One aspect of Sonic Adventure that has held up quite well over the years is the music. Directed by musician Jun Senoue of Sonic 3D Blast and Sonic & Knuckles fame, I'm sure Sega fans will notice his remixes of Sonic 3D Blast themes in the bumper car segment of Sonic Twinkle Park's action stage, and the theme for Tails' Windy Valley action stage. Less said about the voice acting (despite the video game debut of Anakin Skywalker's Jake Lloyd as Tails) the better.
Still, there is nothing that plays like a Sonic game, the adrenaline you feel while trying to pick up as many rings, beating your score is like no other platformer and in this sense, Sonic Adventure nailed it. While, the problems with the camera, and the collision detection prevented this game from being a truly triple A quality title, it still remains as relevant an experience now as it did in 2000 and what I'm left with is a game that, despite how much it tries to make me hate it, I simply cannot help but love.

Sonic Adventure International, the best version of the game on Dreamcast?

After the game's release in Japan, Sega and Sonic Team knew the game was not as finished as they would have liked it to be, so in the year leading up to the September 1999 release of the game they established Sonic Team USA, based out of San Francisco, in order to polish and refine the game further. The American release of Sonic Adventure was later re-released in Japan as "Sonic Adventure International" fixing glitches, errors, and problems with the camera seen in the original version. Some updates were made to the visuals which is evident right on the updated title screen which includes water ripples (although earlier North American copies have the original title screen). For instance, Sonic's running animation in top speed originally had a unique blurring "wheel" effect akin to the classic games, and his victory animation did not have him giving a thumbs up. Another change was the removal of the cowgirl billboard which waved a 3D martini glass and made suggestive noises when attacked, being replaced by an inconspicuous Casinopolis decoration. The models for the Flickies were also adjusted in International, as their wings originally had an odd wing joint. Chaos' puddle in the Super Sonic story also originally included his tail, but it was removed since it looked glitchy.

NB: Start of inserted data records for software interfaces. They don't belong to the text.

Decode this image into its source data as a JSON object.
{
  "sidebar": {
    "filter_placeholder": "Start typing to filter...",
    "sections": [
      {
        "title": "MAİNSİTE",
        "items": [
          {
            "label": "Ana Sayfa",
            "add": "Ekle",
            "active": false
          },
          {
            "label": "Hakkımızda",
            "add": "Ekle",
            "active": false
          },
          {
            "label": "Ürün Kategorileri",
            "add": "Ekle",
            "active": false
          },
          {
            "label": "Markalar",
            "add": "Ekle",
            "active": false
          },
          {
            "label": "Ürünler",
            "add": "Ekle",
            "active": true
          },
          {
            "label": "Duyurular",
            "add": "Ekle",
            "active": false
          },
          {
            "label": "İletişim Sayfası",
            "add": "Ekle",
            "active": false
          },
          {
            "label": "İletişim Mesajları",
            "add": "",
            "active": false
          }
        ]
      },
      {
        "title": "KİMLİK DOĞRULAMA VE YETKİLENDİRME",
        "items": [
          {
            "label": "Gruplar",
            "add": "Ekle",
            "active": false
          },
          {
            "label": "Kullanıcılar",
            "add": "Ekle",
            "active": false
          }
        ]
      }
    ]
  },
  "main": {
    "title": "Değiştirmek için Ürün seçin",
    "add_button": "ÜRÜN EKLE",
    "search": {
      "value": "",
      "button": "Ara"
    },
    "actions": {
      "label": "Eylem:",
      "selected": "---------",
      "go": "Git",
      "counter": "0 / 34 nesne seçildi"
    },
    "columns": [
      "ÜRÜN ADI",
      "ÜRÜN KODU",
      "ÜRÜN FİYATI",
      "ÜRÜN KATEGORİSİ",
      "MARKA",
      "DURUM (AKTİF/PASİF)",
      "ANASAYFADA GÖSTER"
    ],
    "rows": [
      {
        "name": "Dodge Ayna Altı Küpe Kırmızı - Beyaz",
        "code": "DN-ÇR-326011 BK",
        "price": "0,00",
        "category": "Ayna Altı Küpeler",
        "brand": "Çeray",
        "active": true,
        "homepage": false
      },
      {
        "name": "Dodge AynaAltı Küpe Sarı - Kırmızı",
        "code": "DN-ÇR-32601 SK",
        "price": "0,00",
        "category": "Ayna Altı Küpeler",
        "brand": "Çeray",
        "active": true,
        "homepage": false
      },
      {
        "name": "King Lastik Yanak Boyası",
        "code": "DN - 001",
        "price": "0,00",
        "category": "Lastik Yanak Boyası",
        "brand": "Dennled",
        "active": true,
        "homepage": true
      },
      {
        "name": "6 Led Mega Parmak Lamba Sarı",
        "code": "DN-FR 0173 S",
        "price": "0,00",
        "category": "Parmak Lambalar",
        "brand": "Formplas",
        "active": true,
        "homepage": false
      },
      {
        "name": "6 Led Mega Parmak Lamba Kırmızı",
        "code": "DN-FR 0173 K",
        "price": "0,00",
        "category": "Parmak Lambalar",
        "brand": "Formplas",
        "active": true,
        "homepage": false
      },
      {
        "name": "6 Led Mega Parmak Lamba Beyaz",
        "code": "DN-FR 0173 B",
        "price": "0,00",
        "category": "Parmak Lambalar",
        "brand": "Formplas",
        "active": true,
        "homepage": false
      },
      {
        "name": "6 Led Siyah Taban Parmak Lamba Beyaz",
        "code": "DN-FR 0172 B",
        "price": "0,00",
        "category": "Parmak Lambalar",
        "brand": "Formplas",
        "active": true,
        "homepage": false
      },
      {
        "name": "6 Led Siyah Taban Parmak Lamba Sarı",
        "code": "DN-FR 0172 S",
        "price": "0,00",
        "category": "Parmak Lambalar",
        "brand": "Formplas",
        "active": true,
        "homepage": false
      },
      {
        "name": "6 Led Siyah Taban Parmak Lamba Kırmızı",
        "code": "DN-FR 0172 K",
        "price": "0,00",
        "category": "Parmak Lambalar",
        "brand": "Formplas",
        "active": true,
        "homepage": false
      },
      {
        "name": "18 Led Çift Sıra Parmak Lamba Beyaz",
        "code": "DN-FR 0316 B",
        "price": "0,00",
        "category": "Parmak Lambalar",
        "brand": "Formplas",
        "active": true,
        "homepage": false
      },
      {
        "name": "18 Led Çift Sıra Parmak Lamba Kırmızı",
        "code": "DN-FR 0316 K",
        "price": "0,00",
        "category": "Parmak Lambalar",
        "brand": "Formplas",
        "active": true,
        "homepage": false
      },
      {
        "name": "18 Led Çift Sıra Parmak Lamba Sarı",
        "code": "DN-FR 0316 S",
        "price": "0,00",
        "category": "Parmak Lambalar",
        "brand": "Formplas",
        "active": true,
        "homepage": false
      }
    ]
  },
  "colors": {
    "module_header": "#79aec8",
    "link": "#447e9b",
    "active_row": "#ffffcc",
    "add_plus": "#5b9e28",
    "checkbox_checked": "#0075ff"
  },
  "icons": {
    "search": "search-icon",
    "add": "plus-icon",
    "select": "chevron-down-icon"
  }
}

A complete English voice track was also added, as well as subtitles in English, French, Spanish, and German. The complete original Japanese voice track and subtitles are retained, making a total of voices in two different languages and text in five. Add to that the  internet feature that connects to the Sonic Adventure in-game website using the Sega Dreamcast modem, where you could enter World Rankings, download special features, trade Chao, or just chat. While most of the website graphics are loaded straight from the GD-ROM, all of the content was supposedly pulled from a remote server but with a little hacking can be unlocked. Most additions were just fun add-ons that changed the scenery of a level to something based on a holiday or promotion, or added a fun mini-game. Some add-ons added new options, such as changing the generic announcer voice to that of Sonic, Tails, or Knuckles. As the most updated version, Sonic Adventure International became the version which Sonic Adventure DX, for the Nintendo GameCube was built on in 2003.